Our country has changed a lot since Bush's Supreme Court-sanctioned coup d'état, and that renders Parks's drama, now having its Ohio premiere at Dobama Theatre, more of a period piece. But it's still a damn fine theatrical experience. In the Blood is essentially a contemporary interpretation of the good vs. evil themes in Nathaniel Hawthorne's The Scarlet Letter. In 17th-century Boston, Hawthorne's Hester Prynne was labeled with the scarlet "A" for bearing a child from an adulterous relationship. The mother in this play, also named Hester, has trumped that reproductive output by popping out five urchins with five different absent men. She just wants a "leg up" to get her life straightened out, but all she gets is the boot and spends her days trying to scratch out a meager existence under a grimy bridge in an anonymous American city.
Just like her namesake, Hester will not cop to the identity of her brood's fathers, so she struggles to elevate her life through hard work and teaching herself the alphabet. She's mastered only a capital letter "A," which she writes at every opportunity, and which becomes her badge of shame in our glorious information age. Regardless of her educational shortcomings, Hester is generous to a fault with everyone, including the scabrously selfish men who have fathered her children. Among them is Reverend D. (Anthony Elfonzia Nickerson), interrupting his spiritual invocations to demand a blowjob from Hester, who is visiting him to seek child support. She obliges. Along the way, her good nature is victimized in various ways by lots of others, including her street buddy/prostitute Amiga (played with sinuous sleaziness by Cassandra Vincent). Thankfully, Parks avoids turning Hester into a masochistic schlemiel by giving her great personal dignity and a glow born of her supersized maternal affection. Those qualities are sorely tested, however, and near the end, she buckles under the pressure.
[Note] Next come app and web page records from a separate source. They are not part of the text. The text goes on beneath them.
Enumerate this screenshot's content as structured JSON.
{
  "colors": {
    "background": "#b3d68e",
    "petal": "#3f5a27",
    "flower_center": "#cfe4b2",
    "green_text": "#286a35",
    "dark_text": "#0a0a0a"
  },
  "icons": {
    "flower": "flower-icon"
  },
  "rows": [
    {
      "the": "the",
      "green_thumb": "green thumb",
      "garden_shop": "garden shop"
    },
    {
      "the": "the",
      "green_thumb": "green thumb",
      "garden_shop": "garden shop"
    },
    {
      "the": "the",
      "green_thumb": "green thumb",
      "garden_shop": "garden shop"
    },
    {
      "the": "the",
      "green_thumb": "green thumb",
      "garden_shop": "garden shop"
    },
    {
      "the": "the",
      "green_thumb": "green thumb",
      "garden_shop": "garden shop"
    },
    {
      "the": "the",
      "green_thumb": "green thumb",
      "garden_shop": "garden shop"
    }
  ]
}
Most of Parks's characterizations in Blood are stereotypes, and Hester herself never really grows beyond her too-good-to-be-true persona. But these weaknesses are redeemed by the script's lively street-beat language. At one point, Amiga comments on Hester's moral focus: "A woman like Hester, driving her life all over the road, most often chooses to walk the straight and narrow." And Reverend D. shabbily blames Hester for their child-producing liaison: "Suffering is an enormous turn-on. She had four kids and came to me asking what to do. She had eyes . . . that say red spandex."
In an exceptional cast, the standout is Rasheryl McCreary, who is achingly wounded and relentlessly resilient as Hester. Perhaps her best moment is when she reconnects with Chili, the father of her first kid, and they do a memory dance, with McCreary's radiant face capturing the all-too-fleeting magic of the moment. As the eccentric Chili, Victor Dickerson twitches and twirls seductively in a radioactively vibrant blue suit. (Every actor except McCreary is double-cast as one of Hester's five children, and since three of the fathers play their own sons, the resemblance is . . . um, uncanny.)
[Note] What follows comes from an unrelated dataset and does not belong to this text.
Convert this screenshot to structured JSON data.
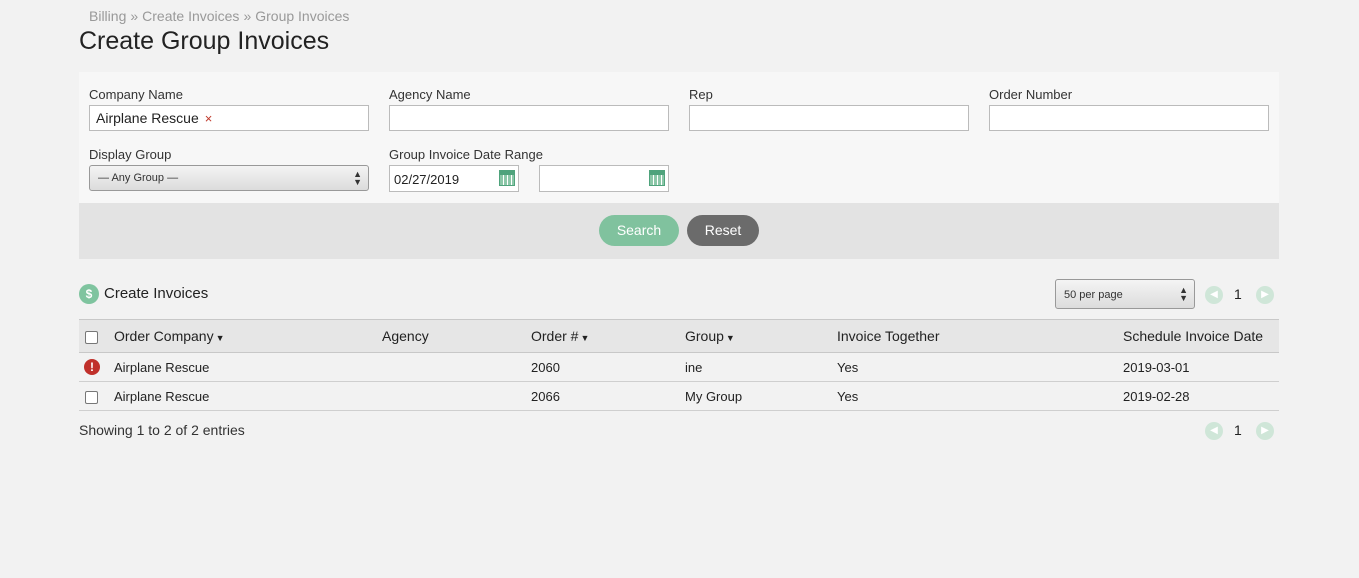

Even given the dour subject matter, there are plenty of chuckles. One of the best is provided in a piece of stage business performed by a pitying yet predatory public health department doctor (Kevin Brewer), who brings his examining table with him in a truly ingenious way.
There is an irresistible musical flow to this material, and director Sonya Robbins has her players performing like a troupe of jazz all-stars -- blending smoothly during the ensemble family scenes, then vamping soulfully in their solo turns. The mood is augmented immeasurably by Todd Krispinsky's realistic set design. A few feet of dead-end railroad track and large concrete footers holding the bridge's rusting girders convey the rooted hopelessness of Hester's claustrophobic universe.
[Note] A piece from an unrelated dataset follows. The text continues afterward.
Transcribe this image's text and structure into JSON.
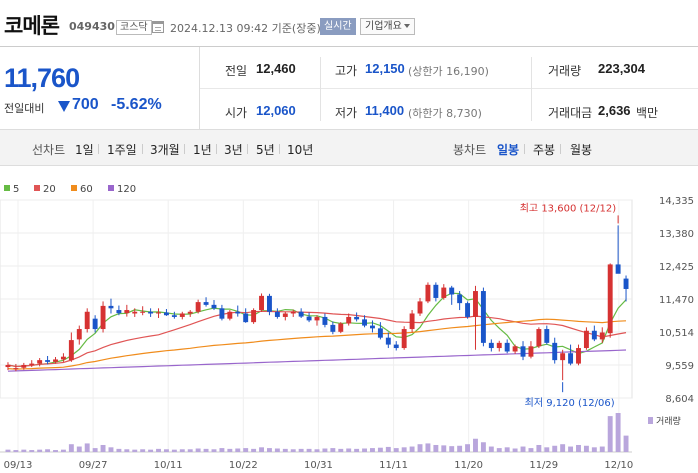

Parks's play seems to ask this ultimate question: Are our fates, like Hester's, inherently a part of us and "in the blood"? No doubt Bush and Cheney would answer yes, and would freely offer all the help they could, if only that blood were blue.